[Element data from apps and pages]
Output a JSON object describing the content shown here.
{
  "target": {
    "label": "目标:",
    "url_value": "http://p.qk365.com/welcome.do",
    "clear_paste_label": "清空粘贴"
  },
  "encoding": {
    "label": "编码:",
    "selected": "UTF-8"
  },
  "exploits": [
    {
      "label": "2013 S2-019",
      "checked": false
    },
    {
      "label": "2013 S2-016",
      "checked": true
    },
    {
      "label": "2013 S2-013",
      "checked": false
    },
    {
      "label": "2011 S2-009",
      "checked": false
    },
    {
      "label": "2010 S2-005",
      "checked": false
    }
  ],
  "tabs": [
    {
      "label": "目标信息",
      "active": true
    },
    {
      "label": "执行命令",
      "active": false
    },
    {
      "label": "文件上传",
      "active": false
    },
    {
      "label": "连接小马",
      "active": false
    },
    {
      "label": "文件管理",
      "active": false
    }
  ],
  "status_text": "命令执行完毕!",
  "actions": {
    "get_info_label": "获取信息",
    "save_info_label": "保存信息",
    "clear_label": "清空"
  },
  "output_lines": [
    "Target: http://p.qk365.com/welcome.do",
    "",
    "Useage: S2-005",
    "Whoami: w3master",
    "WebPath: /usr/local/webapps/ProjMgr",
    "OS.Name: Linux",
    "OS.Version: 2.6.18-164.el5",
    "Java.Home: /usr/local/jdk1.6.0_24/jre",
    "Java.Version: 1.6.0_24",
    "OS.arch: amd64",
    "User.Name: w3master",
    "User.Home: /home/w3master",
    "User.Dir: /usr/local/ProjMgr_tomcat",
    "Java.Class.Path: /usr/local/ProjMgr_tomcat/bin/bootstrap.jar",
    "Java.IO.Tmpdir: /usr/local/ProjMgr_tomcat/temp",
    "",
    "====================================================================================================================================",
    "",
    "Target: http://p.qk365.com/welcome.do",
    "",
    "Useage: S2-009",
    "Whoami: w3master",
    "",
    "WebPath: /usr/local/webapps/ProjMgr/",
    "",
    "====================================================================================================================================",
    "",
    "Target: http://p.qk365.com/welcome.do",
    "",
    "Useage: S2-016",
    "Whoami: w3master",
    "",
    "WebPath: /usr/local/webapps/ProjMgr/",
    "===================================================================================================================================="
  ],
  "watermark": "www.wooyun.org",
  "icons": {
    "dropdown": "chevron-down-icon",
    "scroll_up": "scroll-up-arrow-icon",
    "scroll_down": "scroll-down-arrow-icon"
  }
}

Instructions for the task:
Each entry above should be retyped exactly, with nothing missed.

Task output:
Output a JSON object describing the content shown here.
{
  "target": {
    "label": "目标:",
    "url_value": "http://p.qk365.com/welcome.do",
    "clear_paste_label": "清空粘贴"
  },
  "encoding": {
    "label": "编码:",
    "selected": "UTF-8"
  },
  "exploits": [
    {
      "label": "2013 S2-019",
      "checked": false
    },
    {
      "label": "2013 S2-016",
      "checked": true
    },
    {
      "label": "2013 S2-013",
      "checked": false
    },
    {
      "label": "2011 S2-009",
      "checked": false
    },
    {
      "label": "2010 S2-005",
      "checked": false
    }
  ],
  "tabs": [
    {
      "label": "目标信息",
      "active": true
    },
    {
      "label": "执行命令",
      "active": false
    },
    {
      "label": "文件上传",
      "active": false
    },
    {
      "label": "连接小马",
      "active": false
    },
    {
      "label": "文件管理",
      "active": false
    }
  ],
  "status_text": "命令执行完毕!",
  "actions": {
    "get_info_label": "获取信息",
    "save_info_label": "保存信息",
    "clear_label": "清空"
  },
  "output_lines": [
    "Target: http://p.qk365.com/welcome.do",
    "",
    "Useage: S2-005",
    "Whoami: w3master",
    "WebPath: /usr/local/webapps/ProjMgr",
    "OS.Name: Linux",
    "OS.Version: 2.6.18-164.el5",
    "Java.Home: /usr/local/jdk1.6.0_24/jre",
    "Java.Version: 1.6.0_24",
    "OS.arch: amd64",
    "User.Name: w3master",
    "User.Home: /home/w3master",
    "User.Dir: /usr/local/ProjMgr_tomcat",
    "Java.Class.Path: /usr/local/ProjMgr_tomcat/bin/bootstrap.jar",
    "Java.IO.Tmpdir: /usr/local/ProjMgr_tomcat/temp",
    "",
    "====================================================================================================================================",
    "",
    "Target: http://p.qk365.com/welcome.do",
    "",
    "Useage: S2-009",
    "Whoami: w3master",
    "",
    "WebPath: /usr/local/webapps/ProjMgr/",
    "",
    "====================================================================================================================================",
    "",
    "Target: http://p.qk365.com/welcome.do",
    "",
    "Useage: S2-016",
    "Whoami: w3master",
    "",
    "WebPath: /usr/local/webapps/ProjMgr/",
    "===================================================================================================================================="
  ],
  "watermark": "www.wooyun.org",
  "icons": {
    "dropdown": "chevron-down-icon",
    "scroll_up": "scroll-up-arrow-icon",
    "scroll_down": "scroll-down-arrow-icon"
  }
}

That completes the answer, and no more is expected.